When the father of two went to bed, he awoke paralyzed from the neck down.


When the father of two went to bed, he awoke paralyzed from the neck down.

An LFC supporter spoke of his ‘panic’ when he woke up paralysed one morning.

Dad-of-two Darren Wycherley, 55, said he was in a’state of panic’ when he realized he couldn’t move his body and called for help.

“I was just a head on a bed. I couldn’t move.”  he told The Washington Newsday.

While his son rushed up from down the road, the Widnes man’s partner called an ambulance. Thoracic discitis, an inflammation between the spine’s discs, caused Darren’s spine to collapse.

After being teased by Home Bargains employees, a disabled woman is in tears.

Darren, originally from Speke, spent 352 days in hospital. For those first six months five years ago, he was unable to move. He still is paraplegic

“I’m the lad who used to run around everywhere and have the time of his life and be the centre point of parties, fun boy dad. That was all gone.” he told The Washington Newsday. 

His toe twitched one day while a physiotherapist pulled a paperclip across his foot, looking for a response from a living nerve. He could wiggle five toes a week later.

It gave him hope that he might walk again one day, and with it, the drive to plough through physiotherapy. Now Darren can move himself from his bed to his wheelchair with the help of a Zimmer frame.

The father of two’s body was altered by his lack of movement. When he sees himself in the mirror as he looks out the windows, he sheds a tear.

He tries to focus on the future rather than holding onto the past, finding a silver lining where he can. Sometimes that’s in the equipment he uses to help him move through life.

When Darren got an electric wheelchair two years ago, he said he felt like a kid unwrapping the present he had been waiting for. It allowed him to go about freely without being pushed.

“It opened so many doors for me. I’m back again. I can go out now. You can drop me off and I can just do my own thing. I can go into shops, spend my own money and go and do what I want to do” he told The Washington Newsday. 

“I can go back to games. I started going to Liverpool games again. It was brilliant. It opened so many doors for my social side, which was massive because I suffered with depression and anxiety just looking at four walls all the time.

“To get that electric wheelchair, wow! My life will be back. I didn’t feel disabled anymore. I didn’t feel judged.”

But an incident last week left him ‘in shock’, and he fears he will now spend days or weeks cooped up at home.

Darren said a car reversed into him as he chatted to someone moving a wheelchair into the back of a car in the disabled parking area outside Morrisons in Widnes on Friday, September 10.
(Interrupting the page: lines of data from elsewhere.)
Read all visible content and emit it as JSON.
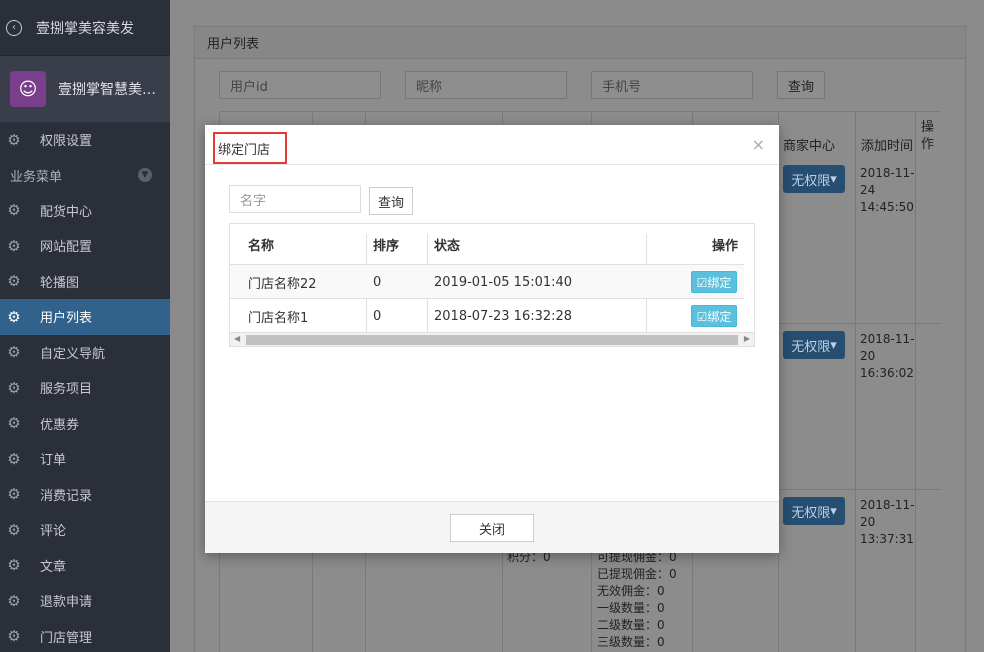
{
  "sidebar": {
    "app_title": "壹捌掌美容美发",
    "profile_name": "壹捌掌智慧美容...",
    "section_label": "业务菜单",
    "items": [
      {
        "label": "权限设置"
      },
      {
        "label": "配货中心"
      },
      {
        "label": "网站配置"
      },
      {
        "label": "轮播图"
      },
      {
        "label": "用户列表",
        "active": true
      },
      {
        "label": "自定义导航"
      },
      {
        "label": "服务项目"
      },
      {
        "label": "优惠券"
      },
      {
        "label": "订单"
      },
      {
        "label": "消费记录"
      },
      {
        "label": "评论"
      },
      {
        "label": "文章"
      },
      {
        "label": "退款申请"
      },
      {
        "label": "门店管理"
      }
    ]
  },
  "panel": {
    "title": "用户列表",
    "user_id_placeholder": "用户id",
    "nickname_placeholder": "昵称",
    "phone_placeholder": "手机号",
    "query_label": "查询",
    "col_merchant": "商家中心",
    "col_added": "添加时间",
    "col_action": "操作",
    "perm_label": "无权限",
    "dates": [
      "2018-11-24 14:45:50",
      "2018-11-20 16:36:02",
      "2018-11-20 13:37:31"
    ],
    "points_text": "积分：0",
    "commission_lines": [
      "可提现佣金：0",
      "已提现佣金：0",
      "无效佣金：0",
      "一级数量：0",
      "二级数量：0",
      "三级数量：0"
    ]
  },
  "modal": {
    "title": "绑定门店",
    "name_placeholder": "名字",
    "query_label": "查询",
    "columns": {
      "name": "名称",
      "sort": "排序",
      "status": "状态",
      "action": "操作"
    },
    "rows": [
      {
        "name": "门店名称22",
        "sort": "0",
        "status": "2019-01-05 15:01:40",
        "action": "☑绑定"
      },
      {
        "name": "门店名称1",
        "sort": "0",
        "status": "2018-07-23 16:32:28",
        "action": "☑绑定"
      }
    ],
    "close_label": "关闭"
  },
  "colors": {
    "sidebar_bg": "#2b2f3a",
    "active_item": "#30628b",
    "bind_button": "#5bc0de",
    "highlight_border": "#e53935"
  }
}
He said his partner’s shouts alerted him to the reversing car. Darren then shouted at the driver to stop. If he hadn’t, Darren said he might have got knocked over.

Darren told The Washington Newsday : “To see a big car coming at you, it’s a bit scary. It was just a state of panic. Get out the way, get out the way. But it was too late, he’d hit me.”

The Widnes man said the driver told him he hadn’t seen him, and when Darren moved off the road to let cars pass, expecting the driver to follow, the car drove off.

He told The Washington Newsday : “I was always aware that drivers can be bad, drivers can have a slip of the moment in thought, but to experience first hand and be disabled and not be able to react like an able-bodied person can, it’s quite worrying. It really was.

“The whole incident left me in shock, you know, to just drive off and leave, with no ‘are you okay?’ and no ‘sorry.”

Darren came out of the incident unharmed except for a tender feeling the following day.

His wheelchair must be assessed for damage however while he waits, Darren’s mobility is limited and his freedom reduced.

“I’m just annoyed more than anything, and angry that another person could do that and not even address it.”

A spokesperson for Cheshire Police told The Washington Newsday: “At 6.50pm on Friday 10 September police received an online report of a collision involving a car and an electric wheelchair.

“The caller reported that around 2.15pm that day, a grey/silver Mercedes reversed into his Quantrum Pride electric wheelchair on the car park outside Morrison’s at Green Oaks Retail Park.

“The driver of the car spoke to the wheelchair rider following the incident but failed to pass his details.

“He was described as an elderly man, of medium build, with grey hair and glasses.

“The rider of the wheelchair sustained minor injuries, but did not require any medical treatment. His wheelchair was also damaged as a result of the incident.

“Enquiries into the collision are ongoing and anyone with any information is asked to call Cheshire Police on 101 quoting CDS-163296-21-0700-000.”


Comments are closed.